Awarded an honorary D. Litt. by Kingston University

Publication: Jackson’s Dilemma (London: Chatto & Windus)

Publication: Existentialists and Mystics: Writings on Philosophy and Literature (London: Chatto & Windus)

Publication: Poems by Iris Murdoch, Yozo Moroya and Paul Hullah (Okayama: University Education Press). This is a limited edition book, with only 500 copies published

Awarded the Golden PEN by English PEN for a ‘Lifetime’s Distinguished Service to Literature’

(8 February) Died in Oxford.


Sarah Lewin (25/10/16)

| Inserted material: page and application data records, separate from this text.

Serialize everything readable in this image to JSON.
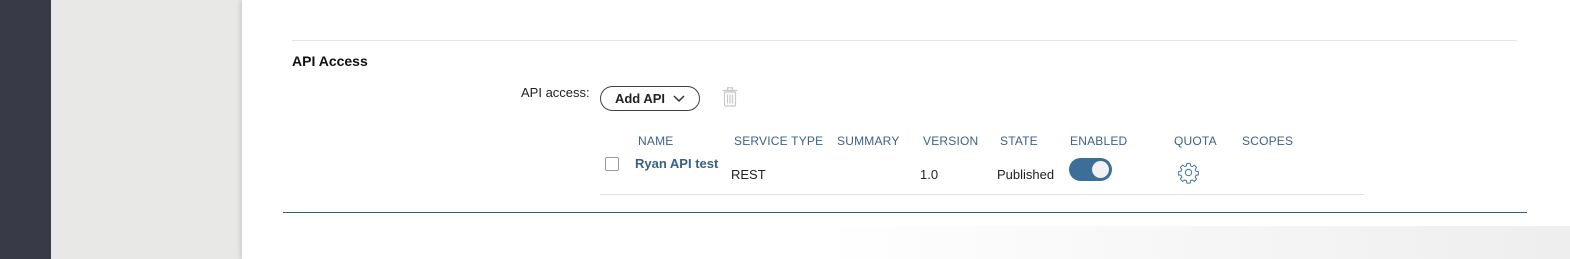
{
  "section": {
    "title": "API Access"
  },
  "field": {
    "label": "API access:"
  },
  "toolbar": {
    "add_api_label": "Add API",
    "delete_icon": "trash-icon"
  },
  "table": {
    "headers": [
      "NAME",
      "SERVICE TYPE",
      "SUMMARY",
      "VERSION",
      "STATE",
      "ENABLED",
      "QUOTA",
      "SCOPES"
    ],
    "rows": [
      {
        "name": "Ryan API test",
        "service_type": "REST",
        "summary": "",
        "version": "1.0",
        "state": "Published",
        "enabled": true,
        "quota_icon": "gear-icon",
        "scopes": ""
      }
    ]
  },
  "colors": {
    "accent": "#3d6e97",
    "link": "#3a5f85",
    "header": "#3e6287",
    "rail": "#383a47"
  }
}
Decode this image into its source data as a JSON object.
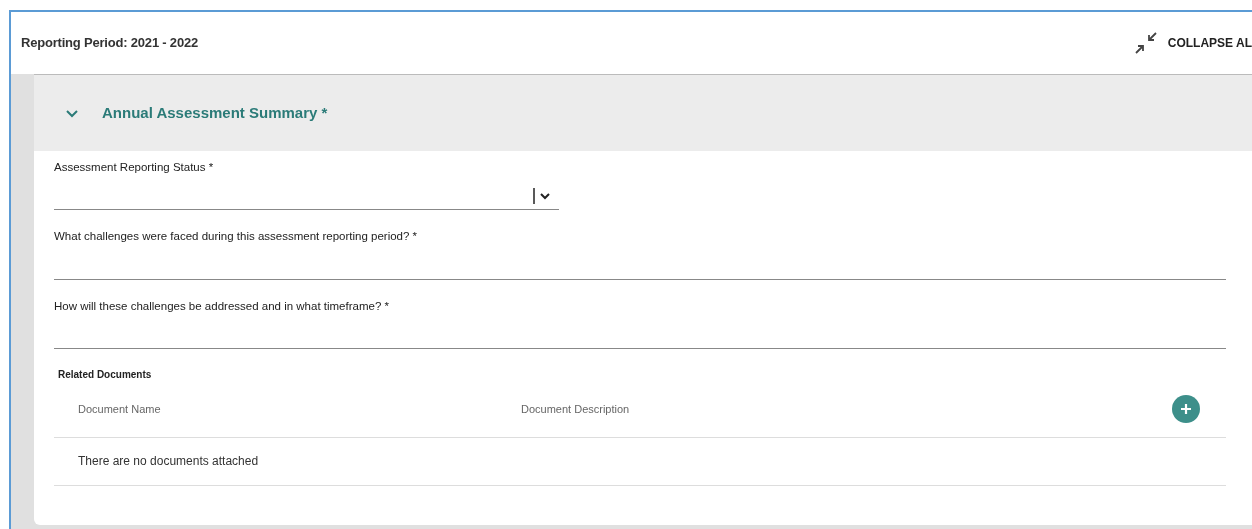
{
  "header": {
    "title": "Reporting Period: 2021 - 2022",
    "collapse_all": "COLLAPSE AL"
  },
  "section": {
    "title": "Annual Assessment Summary *",
    "expanded": true,
    "fields": [
      {
        "kind": "select",
        "label": "Assessment Reporting Status *"
      },
      {
        "kind": "text",
        "label": "What challenges were faced during this assessment reporting period? *"
      },
      {
        "kind": "text",
        "label": "How will these challenges be addressed and in what timeframe? *"
      }
    ],
    "documents": {
      "title": "Related Documents",
      "columns": [
        "Document Name",
        "Document Description"
      ],
      "empty_message": "There are no documents attached"
    }
  }
}
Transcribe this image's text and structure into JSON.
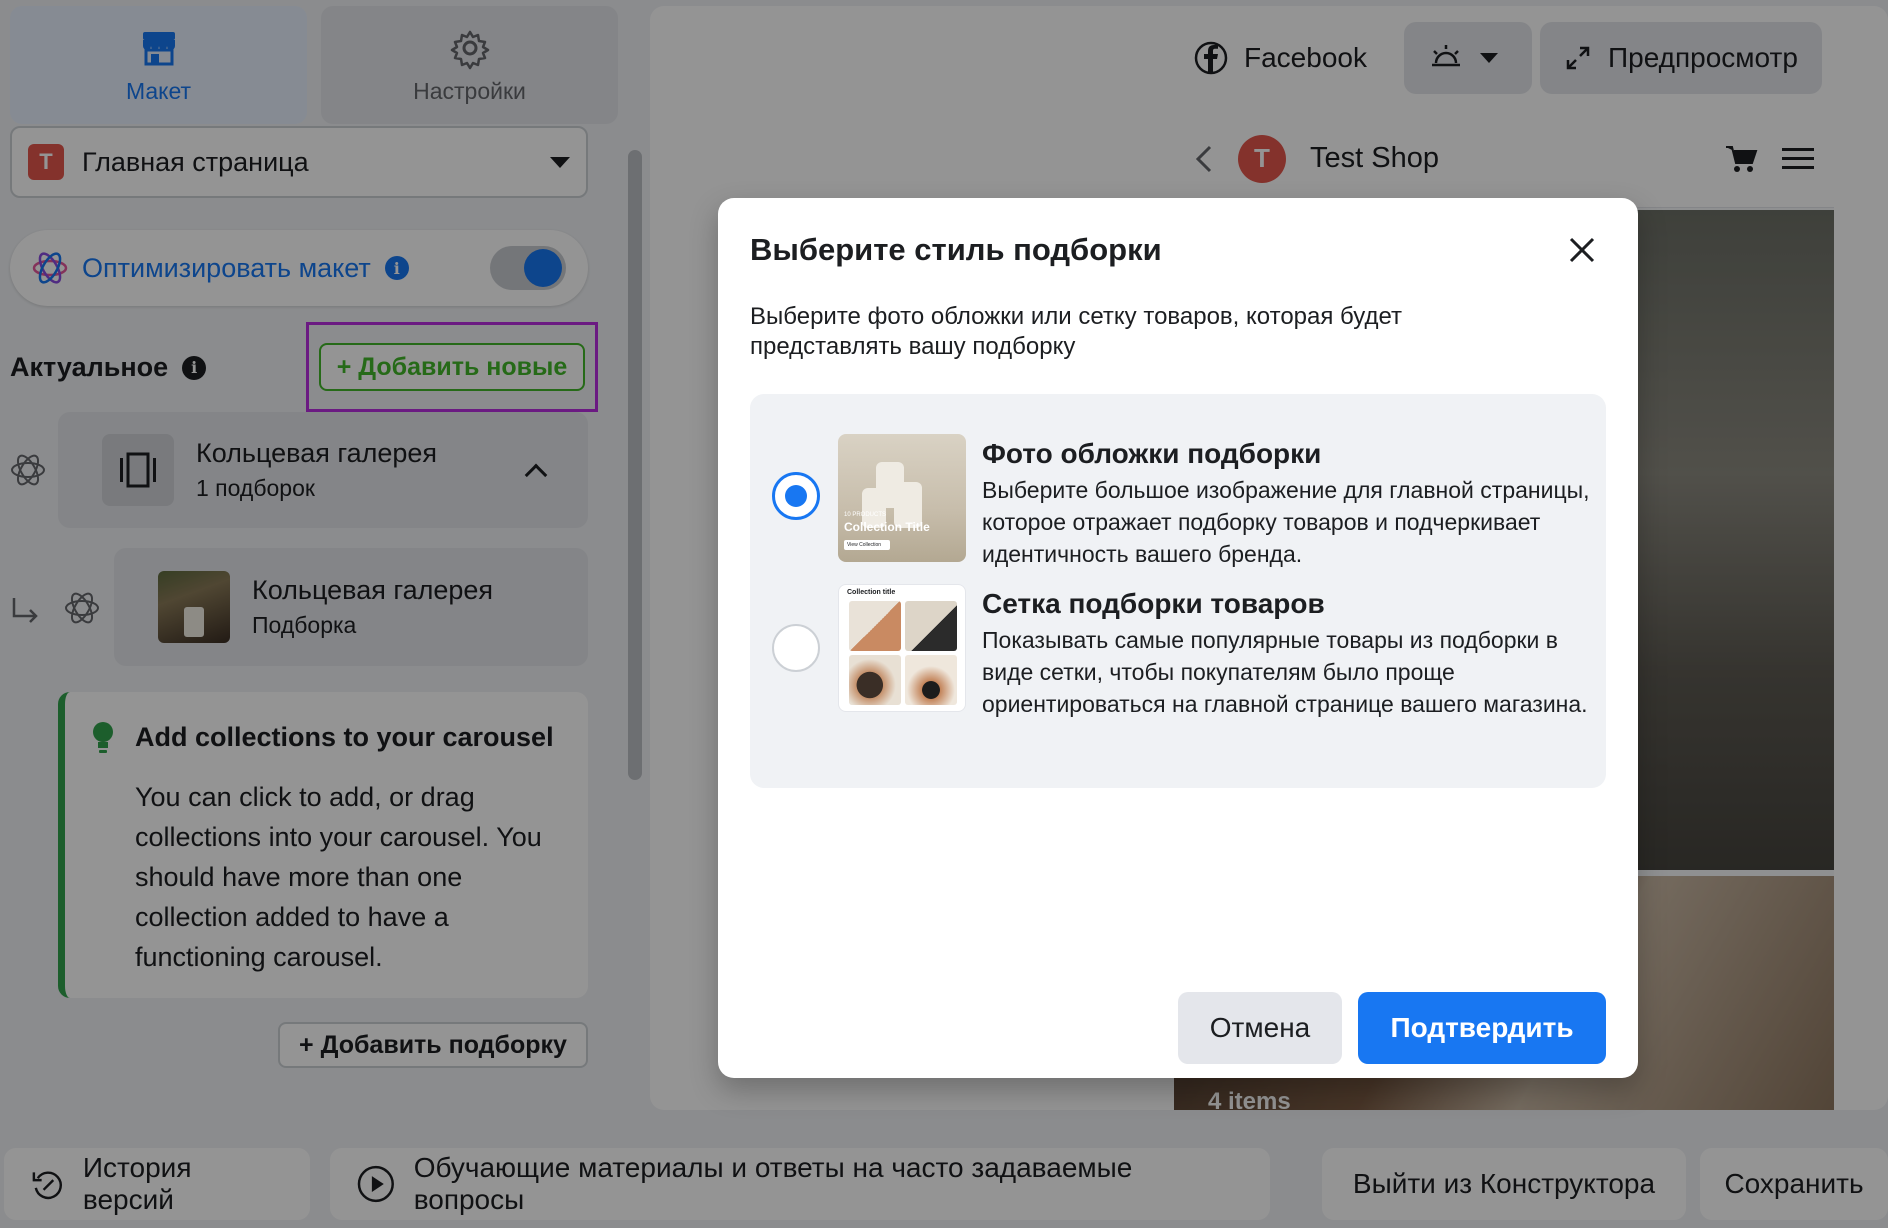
{
  "tabs": [
    {
      "label": "Макет",
      "icon": "storefront-icon",
      "active": true
    },
    {
      "label": "Настройки",
      "icon": "gear-icon",
      "active": false
    }
  ],
  "page_select": {
    "avatar_letter": "T",
    "value": "Главная страница"
  },
  "optimize": {
    "label": "Оптимизировать макет",
    "enabled": true
  },
  "section": {
    "title": "Актуальное",
    "add_new_label": "+ Добавить новые"
  },
  "gallery": {
    "title": "Кольцевая галерея",
    "subtitle": "1 подборок"
  },
  "collection_item": {
    "title": "Кольцевая галерея",
    "subtitle": "Подборка"
  },
  "tip": {
    "title": "Add collections to your carousel",
    "body": "You can click to add, or drag collections into your carousel. You should have more than one collection added to have a functioning carousel."
  },
  "add_collection_label": "+ Добавить подборку",
  "toolbar": {
    "facebook_label": "Facebook",
    "preview_label": "Предпросмотр"
  },
  "phone": {
    "shop_name": "Test Shop",
    "avatar_letter": "T",
    "items_label": "4 items"
  },
  "bottom": {
    "history_label": "История версий",
    "tutorials_label": "Обучающие материалы и ответы на часто задаваемые вопросы",
    "exit_label": "Выйти из Конструктора",
    "save_label": "Сохранить"
  },
  "modal": {
    "title": "Выберите стиль подборки",
    "description": "Выберите фото обложки или сетку товаров, которая будет представлять вашу подборку",
    "options": [
      {
        "title": "Фото обложки подборки",
        "body": "Выберите большое изображение для главной страницы, которое отражает подборку товаров и подчеркивает идентичность вашего бренда.",
        "selected": true,
        "thumb_caption": "Collection Title",
        "thumb_small": "10 PRODUCTS",
        "thumb_button": "View Collection"
      },
      {
        "title": "Сетка подборки товаров",
        "body": "Показывать самые популярные товары из подборки в виде сетки, чтобы покупателям было проще ориентироваться на главной странице вашего магазина.",
        "selected": false,
        "thumb_caption": "Collection title"
      }
    ],
    "cancel_label": "Отмена",
    "confirm_label": "Подтвердить"
  },
  "colors": {
    "accent": "#1877f2",
    "success": "#42b72a",
    "highlight": "#b92ee0",
    "tip_border": "#31a24c"
  }
}
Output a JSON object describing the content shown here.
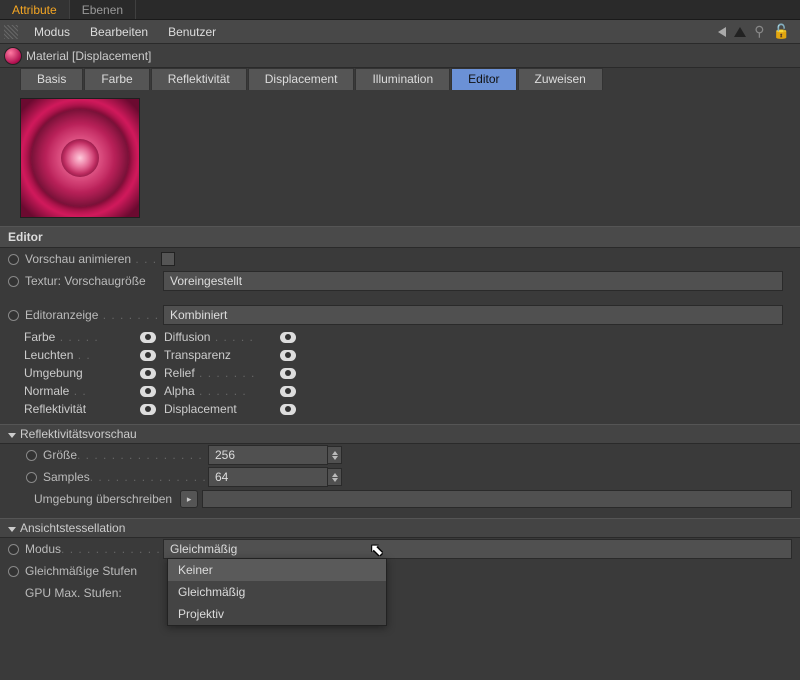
{
  "topTabs": {
    "active": "Attribute",
    "other": "Ebenen"
  },
  "menu": {
    "mode": "Modus",
    "edit": "Bearbeiten",
    "user": "Benutzer"
  },
  "title": "Material [Displacement]",
  "paramTabs": {
    "basis": "Basis",
    "farbe": "Farbe",
    "reflekt": "Reflektivität",
    "disp": "Displacement",
    "illum": "Illumination",
    "editor": "Editor",
    "zuweisen": "Zuweisen"
  },
  "editor": {
    "head": "Editor",
    "previewAnim": "Vorschau animieren",
    "texSize": "Textur: Vorschaugröße",
    "texSizeVal": "Voreingestellt",
    "display": "Editoranzeige",
    "displayVal": "Kombiniert",
    "channels": {
      "farbe": "Farbe",
      "diffusion": "Diffusion",
      "leuchten": "Leuchten",
      "transparenz": "Transparenz",
      "umgebung": "Umgebung",
      "relief": "Relief",
      "normale": "Normale",
      "alpha": "Alpha",
      "reflekt": "Reflektivität",
      "disp": "Displacement"
    }
  },
  "reflect": {
    "head": "Reflektivitätsvorschau",
    "size": "Größe",
    "sizeVal": "256",
    "samples": "Samples",
    "samplesVal": "64",
    "override": "Umgebung überschreiben"
  },
  "tess": {
    "head": "Ansichtstessellation",
    "mode": "Modus",
    "modeVal": "Gleichmäßig",
    "steps": "Gleichmäßige Stufen",
    "gpu": "GPU Max. Stufen:",
    "options": {
      "none": "Keiner",
      "uniform": "Gleichmäßig",
      "projective": "Projektiv"
    }
  }
}
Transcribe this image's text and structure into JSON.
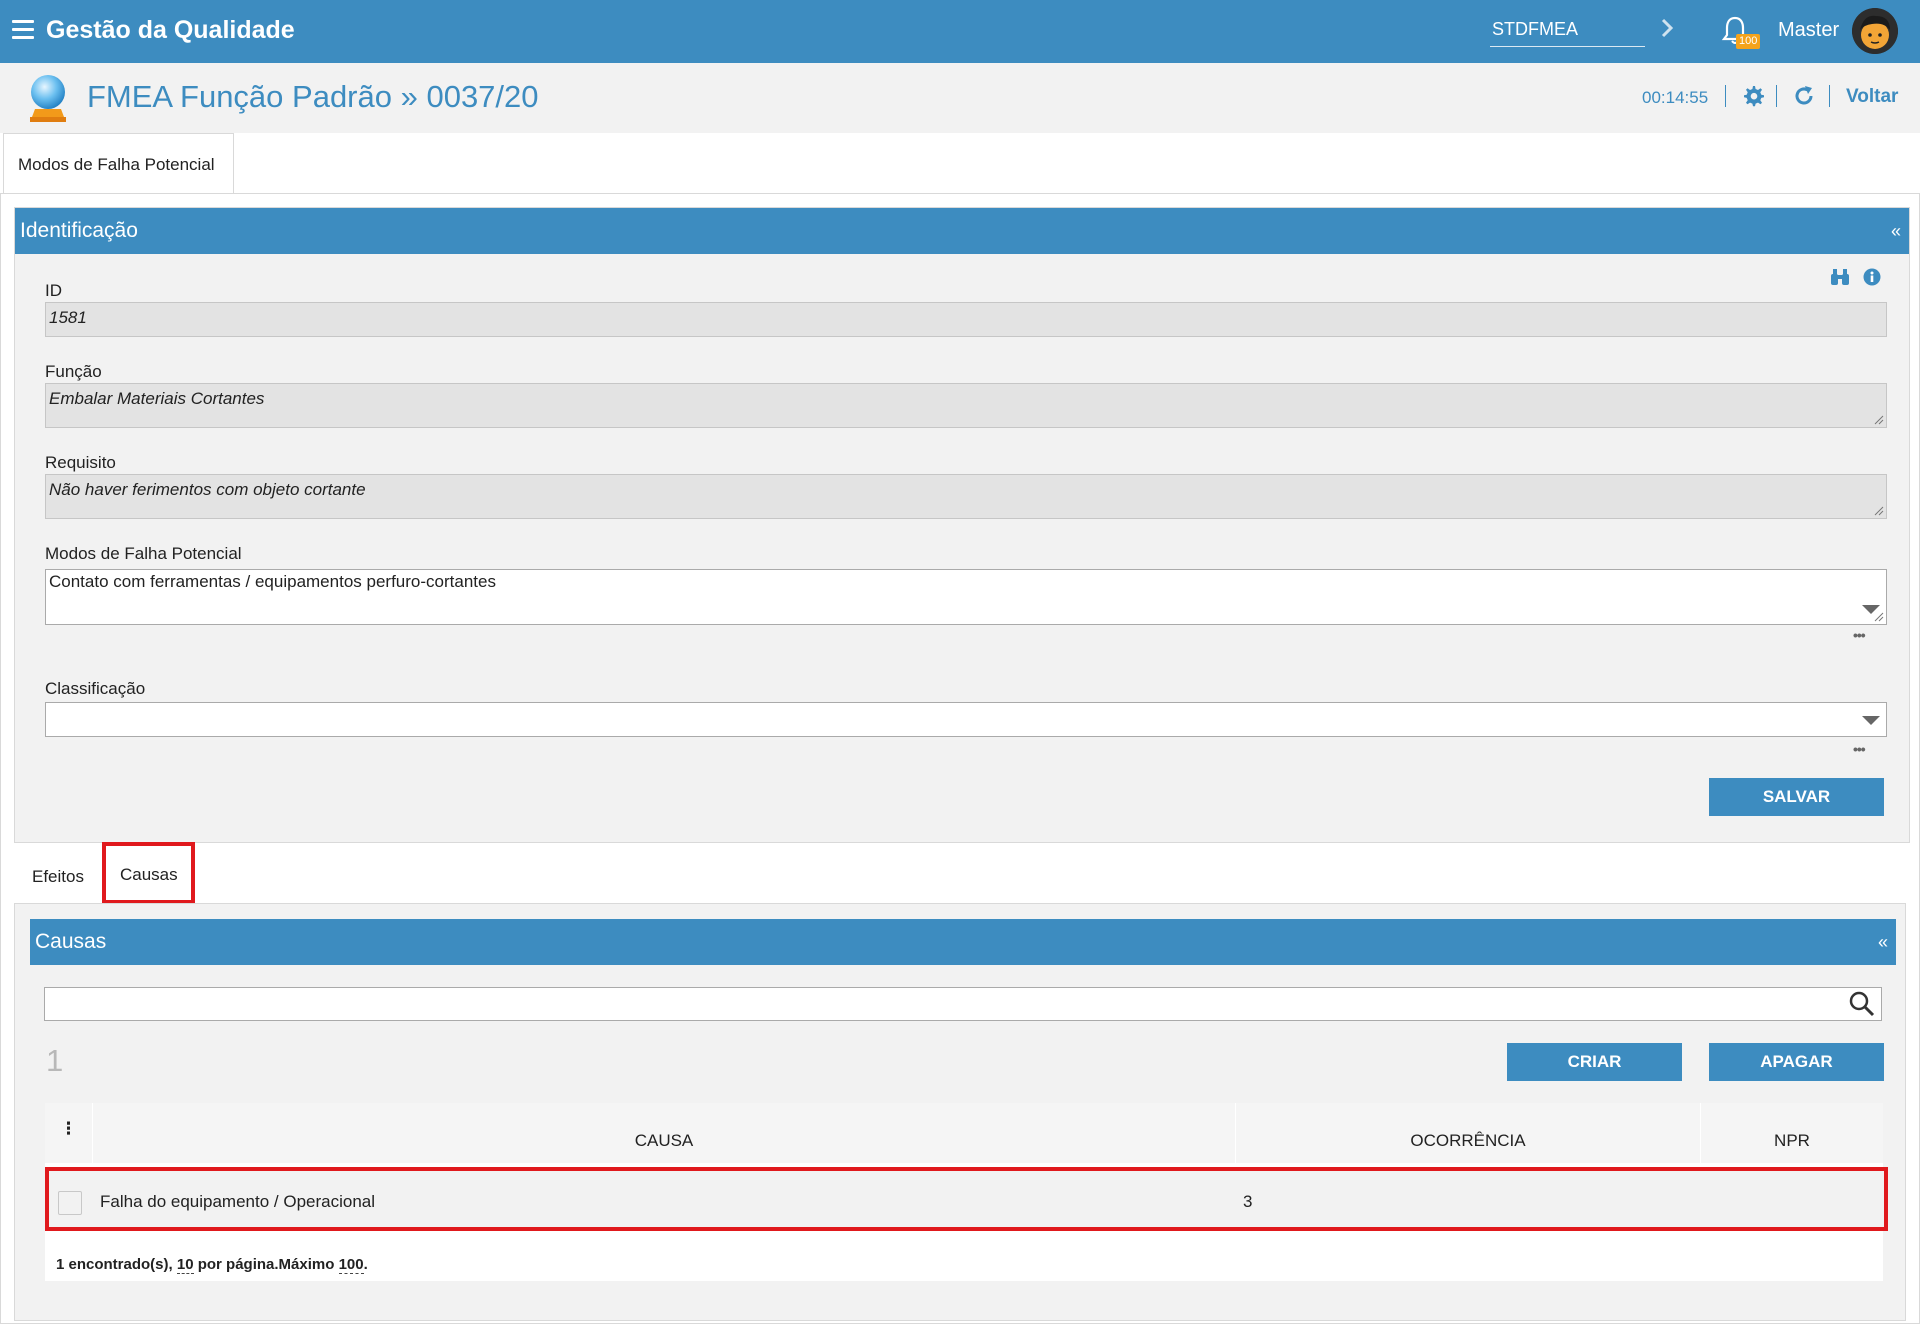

My name is Sarah Lewin. Last year, during my final year of study for a BA in Philosophy at Durham, I was fortunate enough to begin working on the In Parenthesis project, as a Research Associate. My fundamental task was to compile comprehensive timelines for each of the women studied by the project: Mary Midgley, Philippa Foot, Elizabeth Anscombe, Iris Murdoch and Mary Warnock. These timelines aimed to chronicle all the significant life events and philosophical publications of the women, as well as any details of their interactions with one another. As straightforward as this task initially sounded, compiling the timelines proved to be much more challenging than anticipated. Each of the women were incredibly prolific, with Mary Midgley in particular producing 4-5 philosophical essays and reviews each month, from the early 1970’s, until present. The other four women had similarly staggering bibliographies to contend with, and many hours were spent consolidating this information into cohesive chronologies. Ultimately, I wanted to make the timelines as accurate as possible, and spent a great deal of time tracing each publication back to its original source, in order to ensure that all the bibliographical information presented in my work was correct. Despite being challenging, it was an absolute pleasure to have the opportunity to research these incredible women, and to gain an insight into both their personal, and academic lives. Perhaps the greatest pleasure of all was hearing that Mary Midgley herself had read my chronicle of her life and works, and was able to add a few personal details that were not available through any amount of research. This additional input from Midgley ensures that her completed timeline offers a significantly comprehensive biographical account, and I am confident that the other four timelines are similarly illuminating, and accurate. Above all, the opportunity to do my own research for the In Parenthesis project has really confirmed to me that philosophy is something I would love to continue pursuing. This year I will be returning to Durham to do an MA in philosophy, and my work on the project has undoubtedly been a great factor in the success of my application. I’ve also been very fortunate to receive a scholarship from Durham University to help cover the tuition fees, and again, I am grateful to the In Parenthesis project for putting me in such a strong position for this award.